Once every item has a place, you’ll rarely lose things. When finished with an item, return it to its place after every use, and the system is easily maintained. Even small children can be taught this. They like order too! The boys’ room has a cubby system that they can reach, understand, and follow (mostly!) Toys, projects, books, shoes, coats, and backpacks should ideally all return to their proper place at the end of the day.

Resist the Urge to Spend

An orderly home comes from care, thought, and purging – not buying the latest cleaning tool and organizing system.
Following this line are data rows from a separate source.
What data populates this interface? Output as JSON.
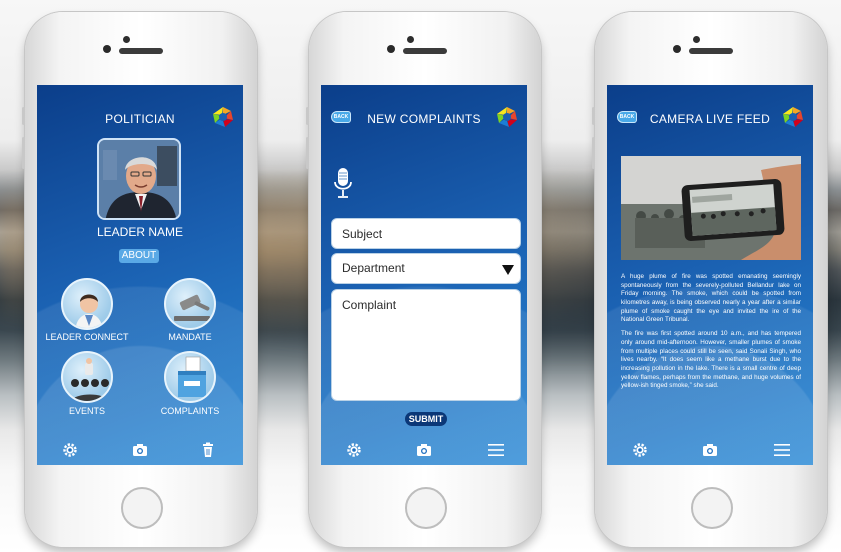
{
  "screens": {
    "politician": {
      "title": "POLITICIAN",
      "leader_name": "LEADER NAME",
      "about_label": "ABOUT",
      "tiles": [
        {
          "label": "LEADER CONNECT",
          "icon": "person-icon"
        },
        {
          "label": "MANDATE",
          "icon": "gavel-icon"
        },
        {
          "label": "EVENTS",
          "icon": "audience-icon"
        },
        {
          "label": "COMPLAINTS",
          "icon": "ballot-box-icon"
        }
      ],
      "bottom_icons": [
        "gear-icon",
        "camera-icon",
        "trash-icon"
      ]
    },
    "complaints": {
      "back_label": "BACK",
      "title": "NEW COMPLAINTS",
      "subject_placeholder": "Subject",
      "department_value": "Department",
      "complaint_placeholder": "Complaint",
      "submit_label": "SUBMIT",
      "bottom_icons": [
        "gear-icon",
        "camera-icon",
        "menu-icon"
      ]
    },
    "camera": {
      "back_label": "BACK",
      "title": "CAMERA LIVE FEED",
      "paragraphs": [
        "A huge plume of fire was spotted emanating seemingly spontaneously from the severely-polluted Bellandur lake on Friday morning. The smoke, which could be spotted from kilometres away, is being observed nearly a year after a similar plume of smoke caught the eye and invited the ire of the National Green Tribunal.",
        "The fire was first spotted around 10 a.m., and has tempered only around mid-afternoon. However, smaller plumes of smoke from multiple places could still be seen, said Sonali Singh, who lives nearby. “It does seem like a methane burst due to the increasing pollution in the lake. There is a small centre of deep yellow flames, perhaps from the methane, and huge volumes of yellow-ish tinged smoke,” she said."
      ],
      "bottom_icons": [
        "gear-icon",
        "camera-icon",
        "menu-icon"
      ]
    }
  },
  "colors": {
    "screen_dark": "#0b3e8a",
    "screen_light": "#2a8ad6",
    "accent_button": "#5aa9e6",
    "submit_button": "#0b3777"
  }
}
While some organizing baskets and storage systems are necessary, you probably already have the tools in your home to make the needed changes. This is not an excuse to consume more and bring in more. It’s important to purge before you organize, and utilize what containers you already have before running to the store.

I’m a big fan of using what you have first, for the sake of being frugal, simple, and reducing the waste of production. Around here, we buy a new clock only when the old one breaks, even if the old one is no longer my favorite style. We want to reduce and reuse even in our home decor.


Maintain What You Minimized

We try to be intentional about not bringing new, unnecessary items into the home. New items come with lots of packaging, they take up space, they cost money, and every new item that comes in needs to find a place to live. By limiting what we bring into the home, maintaining the system is pretty easy. This step is crucial, otherwise it can become a vicious cycle of purge / acquire / purge again.

A Sample Schedule

Very little of my cleaning / organizing / purging is heavy-duty. Most of it is maintenance at this point. A toilet swish here. A toy pickup there. Donating an item every now and then. I’m more inclined to just clean what I see needs attention on a whim. But if you’re the kind of person who likes a schedule, here’s a brief breakdown of what I do.

(Don’t forget to check out my natural cleaning recipes before you get started!)

Tidying Steps

  1. Minimize and de-clutter – important to do this step first!
  2. Organize – designate a home for every item that remains
  3. Create a system for returning things to their home
  4. Handle incoming items ASAP to prevent additional clutter

Sample Schedule


Start of the day:

Start laundry / rotate laundry

End of the day:

Clean up toys – everything back in it’s home

Clean up kitchen – wipe counters, sweep, load dishwasher / do dishes in the sink

Put away laundry



Spot clean mirrors

Clean toilets

Empty trash / compost / recycling bins

Change out towels and sheets

Water plants



Clean inside the fridge

Deep clean – wet dust, wash cushions / pillows in living room

What are your weaknesses and strengths when it comes to housekeeping? Do you use a cleaning schedule or freestyle it? How can we better serve and love the people we live with?

Leave a Reply

Fill in your details below or click an icon to log in:

WordPress.com Logo

You are commenting using your WordPress.com account. Log Out /  Change )

Google photo

You are commenting using your Google account. Log Out /  Change )

Twitter picture

You are commenting using your Twitter account. Log Out /  Change )

Facebook photo

You are commenting using your Facebook account. Log Out /  Change )

Connecting to %s

%d bloggers like this: